== Exercise input
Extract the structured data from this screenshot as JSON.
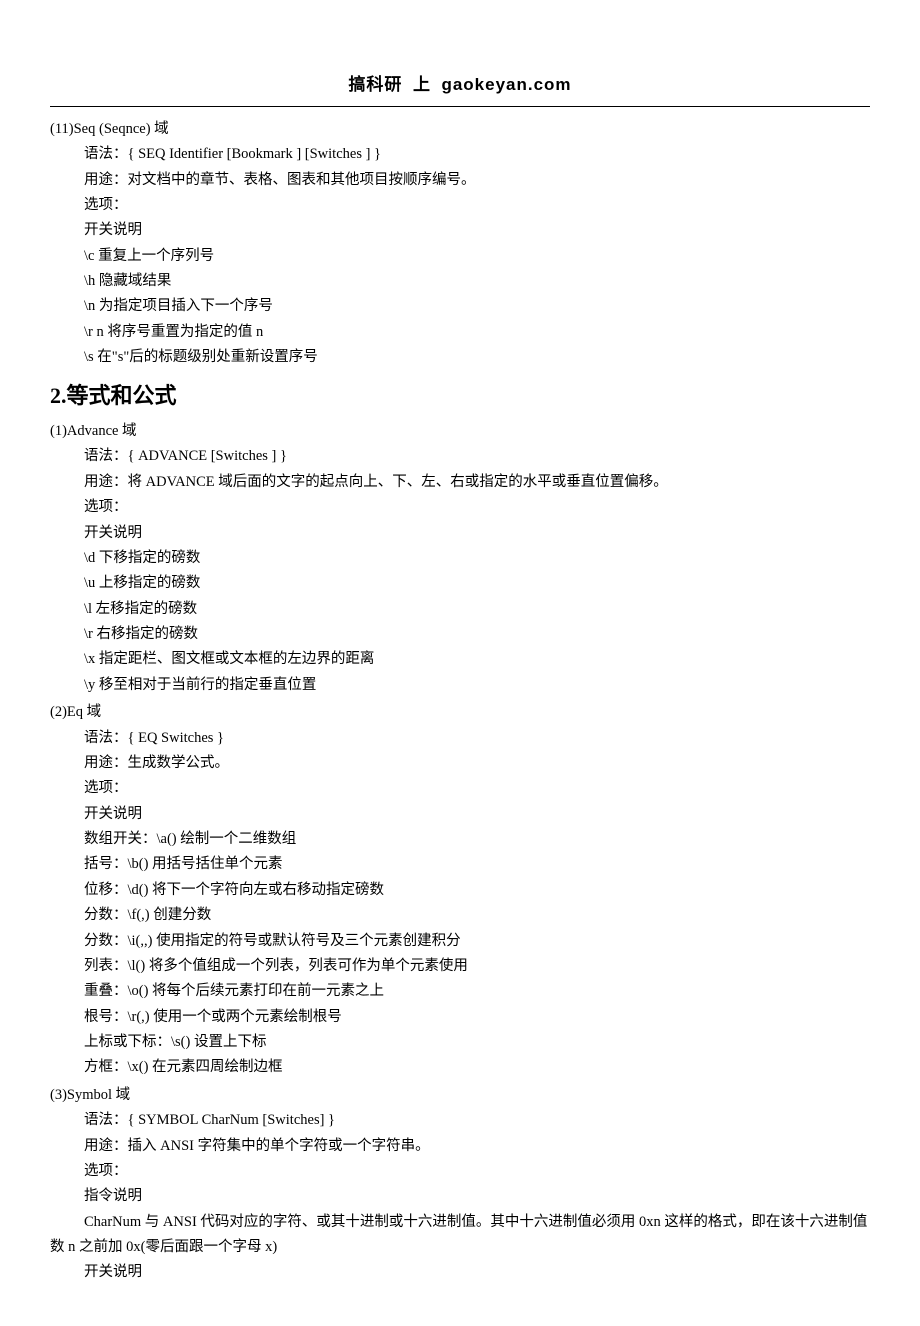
{
  "header": {
    "text1": "搞科研",
    "text2": "上",
    "site": "gaokeyan.com"
  },
  "sections": [
    {
      "title": "(11)Seq (Seqnce) 域",
      "lines": [
        "语法：{ SEQ Identifier [Bookmark ] [Switches ] }",
        "用途：对文档中的章节、表格、图表和其他项目按顺序编号。",
        "选项：",
        "开关说明",
        "\\c 重复上一个序列号",
        "\\h 隐藏域结果",
        "\\n 为指定项目插入下一个序号",
        "\\r n 将序号重置为指定的值 n",
        "\\s 在\"s\"后的标题级别处重新设置序号"
      ]
    }
  ],
  "heading2": "2.等式和公式",
  "sections2": [
    {
      "title": "(1)Advance 域",
      "lines": [
        "语法：{ ADVANCE [Switches ] }",
        "用途：将 ADVANCE 域后面的文字的起点向上、下、左、右或指定的水平或垂直位置偏移。",
        "选项：",
        "开关说明",
        "\\d 下移指定的磅数",
        "\\u 上移指定的磅数",
        "\\l 左移指定的磅数",
        "\\r 右移指定的磅数",
        "\\x 指定距栏、图文框或文本框的左边界的距离",
        "\\y 移至相对于当前行的指定垂直位置"
      ]
    },
    {
      "title": "(2)Eq 域",
      "lines": [
        "语法：{ EQ Switches }",
        "用途：生成数学公式。",
        "选项：",
        "开关说明",
        "数组开关：\\a() 绘制一个二维数组",
        "括号：\\b() 用括号括住单个元素",
        "位移：\\d() 将下一个字符向左或右移动指定磅数",
        "分数：\\f(,) 创建分数",
        "分数：\\i(,,) 使用指定的符号或默认符号及三个元素创建积分",
        "列表：\\l() 将多个值组成一个列表，列表可作为单个元素使用",
        "重叠：\\o() 将每个后续元素打印在前一元素之上",
        "根号：\\r(,) 使用一个或两个元素绘制根号",
        "上标或下标：\\s() 设置上下标",
        "方框：\\x() 在元素四周绘制边框"
      ]
    },
    {
      "title": "(3)Symbol 域",
      "lines": [
        "语法：{ SYMBOL CharNum [Switches] }",
        "用途：插入 ANSI 字符集中的单个字符或一个字符串。",
        "选项：",
        "指令说明"
      ],
      "wraplines": [
        "CharNum 与 ANSI 代码对应的字符、或其十进制或十六进制值。其中十六进制值必须用 0xn 这样的格式，即在该十六进制值数 n 之前加 0x(零后面跟一个字母 x)"
      ],
      "taillines": [
        "开关说明"
      ]
    }
  ]
}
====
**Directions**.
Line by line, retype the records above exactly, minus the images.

**Response to the task**.
Extract the structured data from this screenshot as JSON.
{
  "header": {
    "text1": "搞科研",
    "text2": "上",
    "site": "gaokeyan.com"
  },
  "sections": [
    {
      "title": "(11)Seq (Seqnce) 域",
      "lines": [
        "语法：{ SEQ Identifier [Bookmark ] [Switches ] }",
        "用途：对文档中的章节、表格、图表和其他项目按顺序编号。",
        "选项：",
        "开关说明",
        "\\c 重复上一个序列号",
        "\\h 隐藏域结果",
        "\\n 为指定项目插入下一个序号",
        "\\r n 将序号重置为指定的值 n",
        "\\s 在\"s\"后的标题级别处重新设置序号"
      ]
    }
  ],
  "heading2": "2.等式和公式",
  "sections2": [
    {
      "title": "(1)Advance 域",
      "lines": [
        "语法：{ ADVANCE [Switches ] }",
        "用途：将 ADVANCE 域后面的文字的起点向上、下、左、右或指定的水平或垂直位置偏移。",
        "选项：",
        "开关说明",
        "\\d 下移指定的磅数",
        "\\u 上移指定的磅数",
        "\\l 左移指定的磅数",
        "\\r 右移指定的磅数",
        "\\x 指定距栏、图文框或文本框的左边界的距离",
        "\\y 移至相对于当前行的指定垂直位置"
      ]
    },
    {
      "title": "(2)Eq 域",
      "lines": [
        "语法：{ EQ Switches }",
        "用途：生成数学公式。",
        "选项：",
        "开关说明",
        "数组开关：\\a() 绘制一个二维数组",
        "括号：\\b() 用括号括住单个元素",
        "位移：\\d() 将下一个字符向左或右移动指定磅数",
        "分数：\\f(,) 创建分数",
        "分数：\\i(,,) 使用指定的符号或默认符号及三个元素创建积分",
        "列表：\\l() 将多个值组成一个列表，列表可作为单个元素使用",
        "重叠：\\o() 将每个后续元素打印在前一元素之上",
        "根号：\\r(,) 使用一个或两个元素绘制根号",
        "上标或下标：\\s() 设置上下标",
        "方框：\\x() 在元素四周绘制边框"
      ]
    },
    {
      "title": "(3)Symbol 域",
      "lines": [
        "语法：{ SYMBOL CharNum [Switches] }",
        "用途：插入 ANSI 字符集中的单个字符或一个字符串。",
        "选项：",
        "指令说明"
      ],
      "wraplines": [
        "CharNum 与 ANSI 代码对应的字符、或其十进制或十六进制值。其中十六进制值必须用 0xn 这样的格式，即在该十六进制值数 n 之前加 0x(零后面跟一个字母 x)"
      ],
      "taillines": [
        "开关说明"
      ]
    }
  ]
}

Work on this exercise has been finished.